Forensic Science graduate Thomas Ash tells us about his experience studying Masters by Research
Masters By Research student
Having spent three hugely successful years at UCLan studying Forensic Science and Anthropology Thomas Ash decided to continue here by doing a Masters by Research. By the end of next semester, he will have produced a thesis after plenty of research about sharp force trauma, and how instruments like knives affect soft tissue and bone.
It was a simple decision for him to continue here too, given the helpful nature of UCLan’s staff, and some of the policies of the University.
“In all honesty I never considered going to another University for my masters,” he started. “Having done my undergraduate degree here, the place has sold itself to me.
“I’ve gotten to know a lot of the staff well during my time here and I wanted to continue working with these people who have inspired and motivated me for the last three years. They’re amazing to work with and provide me with opportunities in and out of my degree to challenge myself and build my skills. I would never be able to find level of support they give me anywhere else.”
Beyond that, a PhD is very possible, but until then the achievements of his final undergraduate degree year are fresh in the memory.
Thomas benefitted from UCLan’s Lancashire Forensic Science Academy, run in partnership with the Lancashire Constabulary, which allowed him to go on placement there twice last year.
That link is the only one of its kind in the country, and it was able to give him professional exposure to the industry to see the types of work he could end up doing.
“I started off with one week with the Crime Scene Investigation team, and one for a month with the Forensic Investigation Unit,” he explained.
“My CSI placement involved going to real life volume crime scenes and helping to collect evidence, record and photograph the scene and taking notes. We spent a lot of time going over the basics of crime scene skills during workshops there.
“The focus for my month-long placement was a validation project. This ensured the constabulary were using the correct methodology for tool mark analysis and that it was precise, accurate and reliable.
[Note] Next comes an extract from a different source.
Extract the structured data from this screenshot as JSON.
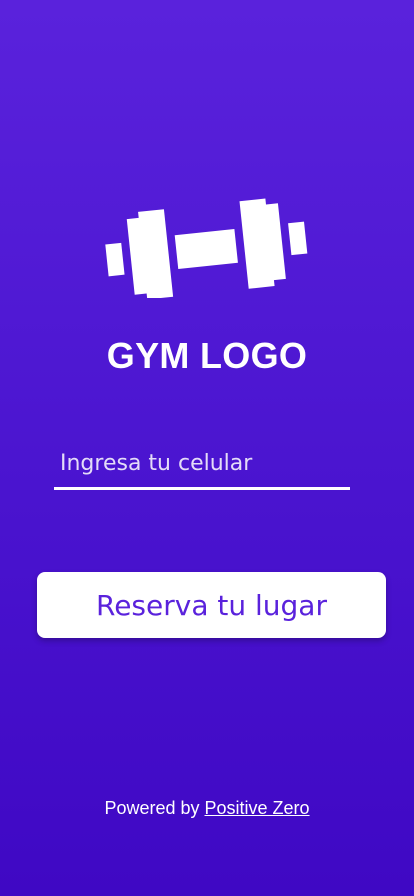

I was able to sit in and listen to forensic strategy planning meetings the unit was having for ongoing cases, looking at evidence, their expectations and future influences on findings.”
Thomas also gained an extra award at his graduation ceremony in the summer due to his hard work, determination and ultimately his results.
As he describes, that gives an added satisfaction to his first three years of studying here.
“At graduation I received the schools Charted Society of Forensic Science award,” he said. “The University picks a student and idea for the award which for me was ‘outstanding leadership and student engagement’.
“The Charted Society are our accreditation board for our Forensic courses, so it was an honour to receive this and the cheers from my fellow graduating students showed I made a real impact during my time here.”
Looking back, Thomas believes that those kind of opportunities makes UCLan stand out from the rest, and stressed the significance of such exposure.
“I don’t think I can stress enough how vital these industry placements are,” he stated. “Our lecturers do a fantastic job creating mock scenarios for us but being out on a scene is different.
“Having to deal with unpredictable situations and never knowing what you are going to find really puts you on your feet and that part of the experience is something any university could never fully recreate.
“The opportunity to talk to and question people who do what you are learning day in day out is undeniably important. Overall, the insight you gain is more than I could have ever expected.”